First, he describes discussions with the Taliban that he and Michael Semple had:
Our talks were held over ten days at a location outside of Afghanistan. We engaged in lengthy iterative interviews with each person over many hours. Our interviewees represented all of the major networks in the Taliban except the Haqqanis and included two former Taliban deputy ministers, two former Taliban provincial governors, and a former front commander. We published our findings last month in a report for the Royal United Services Institute. Our headline is that the Taliban is in disarray. Far from emboldened by their battlefield successes of the past two years, a great many among the Taliban rank-and-file are disillusioned. They have lost faith in the war following the withdrawal of Western combat forces that, as one put it, “has nothing to offer but destruction and the slaughter of Afghans.” Ramping up the U.S. military effort in Afghanistan risks re-injecting a sense of purpose into the Taliban war effort. Semple and I conclude that the time is right to explore peace talks with the Taliban, but in a completely new and different way.He then concludes that the Taliban is ready to discuss peace now. Such peace discussions, however, will be effective only of a "bottom-up", rather than a top down approach is taken:
. . .
Viewed from the perspective of the Taliban rank and file, things don’t look good. Battlefield successes have not come cheap: Our interviewees highlighted heavy Taliban losses, in particular in Farah, Faryab, Helmand, Uruzgan, and Kunduz provinces. The new leader is weak and many worry for the future of the movement. The war continues but with no end in sight. There is no plan for converting tactical victories into political success, and there is no confidence in Haibatullah’s ability to produce such a plan. Added to this is growing distaste among many Taliban for the un-Islamic behaviour of some commanders, who mercilessly target civilians. As one Taliban interviewee with close links to the Quetta Shura observed, “now the ranks of the movement are very vulnerable because they don’t know where they are going and what will happen tomorrow.”

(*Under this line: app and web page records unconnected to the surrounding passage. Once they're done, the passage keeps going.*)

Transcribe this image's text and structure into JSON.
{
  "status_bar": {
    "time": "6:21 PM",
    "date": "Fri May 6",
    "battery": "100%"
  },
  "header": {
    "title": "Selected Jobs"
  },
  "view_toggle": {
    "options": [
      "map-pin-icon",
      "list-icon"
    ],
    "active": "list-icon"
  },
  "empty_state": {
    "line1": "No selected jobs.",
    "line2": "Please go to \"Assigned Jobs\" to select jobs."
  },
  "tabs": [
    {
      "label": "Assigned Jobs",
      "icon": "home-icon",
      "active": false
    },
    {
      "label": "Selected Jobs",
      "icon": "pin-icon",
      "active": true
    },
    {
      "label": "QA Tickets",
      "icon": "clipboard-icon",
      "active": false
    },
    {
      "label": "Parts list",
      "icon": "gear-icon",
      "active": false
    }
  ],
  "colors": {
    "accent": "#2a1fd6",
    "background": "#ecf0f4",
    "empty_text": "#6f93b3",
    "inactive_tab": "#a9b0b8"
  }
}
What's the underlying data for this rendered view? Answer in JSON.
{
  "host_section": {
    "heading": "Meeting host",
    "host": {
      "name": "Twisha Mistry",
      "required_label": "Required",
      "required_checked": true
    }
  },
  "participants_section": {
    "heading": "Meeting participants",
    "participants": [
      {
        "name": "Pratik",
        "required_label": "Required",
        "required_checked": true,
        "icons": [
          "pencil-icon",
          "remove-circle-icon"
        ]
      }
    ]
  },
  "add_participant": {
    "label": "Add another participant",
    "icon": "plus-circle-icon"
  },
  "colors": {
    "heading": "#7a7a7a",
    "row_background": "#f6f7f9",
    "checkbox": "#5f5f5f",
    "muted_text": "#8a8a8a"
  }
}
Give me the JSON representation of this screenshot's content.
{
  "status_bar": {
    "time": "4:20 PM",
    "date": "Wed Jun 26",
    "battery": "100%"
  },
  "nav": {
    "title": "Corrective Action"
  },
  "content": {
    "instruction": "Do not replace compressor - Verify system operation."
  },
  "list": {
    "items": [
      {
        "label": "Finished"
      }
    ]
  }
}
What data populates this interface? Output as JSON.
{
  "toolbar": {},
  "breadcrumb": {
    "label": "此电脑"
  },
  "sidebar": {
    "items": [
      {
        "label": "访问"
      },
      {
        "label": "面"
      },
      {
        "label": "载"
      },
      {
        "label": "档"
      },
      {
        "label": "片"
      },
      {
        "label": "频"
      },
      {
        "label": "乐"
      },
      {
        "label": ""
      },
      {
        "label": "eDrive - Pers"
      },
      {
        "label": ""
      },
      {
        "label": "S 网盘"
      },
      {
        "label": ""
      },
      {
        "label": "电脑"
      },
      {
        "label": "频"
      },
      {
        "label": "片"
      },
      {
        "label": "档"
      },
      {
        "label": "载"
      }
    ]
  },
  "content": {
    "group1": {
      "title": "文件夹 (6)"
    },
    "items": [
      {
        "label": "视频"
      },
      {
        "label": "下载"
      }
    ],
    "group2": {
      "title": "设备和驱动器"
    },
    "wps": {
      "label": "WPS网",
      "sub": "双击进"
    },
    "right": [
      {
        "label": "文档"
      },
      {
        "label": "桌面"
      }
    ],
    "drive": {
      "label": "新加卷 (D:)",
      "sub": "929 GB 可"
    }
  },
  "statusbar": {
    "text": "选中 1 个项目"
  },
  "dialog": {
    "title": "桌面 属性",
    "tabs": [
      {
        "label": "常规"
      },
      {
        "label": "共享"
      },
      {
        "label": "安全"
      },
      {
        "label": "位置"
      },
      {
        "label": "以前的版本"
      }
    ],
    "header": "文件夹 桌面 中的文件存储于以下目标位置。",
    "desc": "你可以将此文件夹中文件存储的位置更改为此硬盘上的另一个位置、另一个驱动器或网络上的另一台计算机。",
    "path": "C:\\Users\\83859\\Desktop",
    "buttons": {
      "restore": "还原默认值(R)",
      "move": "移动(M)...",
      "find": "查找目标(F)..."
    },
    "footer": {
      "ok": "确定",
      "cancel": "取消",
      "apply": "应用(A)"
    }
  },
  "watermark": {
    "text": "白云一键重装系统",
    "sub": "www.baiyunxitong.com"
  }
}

Given the widespread disillusionment among Taliban with the conduct and direction of the war, Semple and I conclude that the time is right to make peace. However, a new approach is required. Previously, the United States has tried to deal directly with the Taliban senior leadership. Under Haibatullah, this is a non-starter. In our paper, Semple and I outline an approach, which we call “insurgent peace-making” that would out-maneuver a divided Taliban senior leadership. This would involve a peace process open to all Taliban with standing within their own network, and able to speak for a sizable group of fighters, and who are looking for a negotiated end to the conflict. The basic idea would be to assemble a broad Taliban pro-peace coalition.
As Theo Farrell himself points out, these views are contrary to the views of both "Commanders in Afghanistan and military pundits in Washington", who argue that we need to gain the upper hand militarily before the Taliban would take peace talks seriously. What do you think?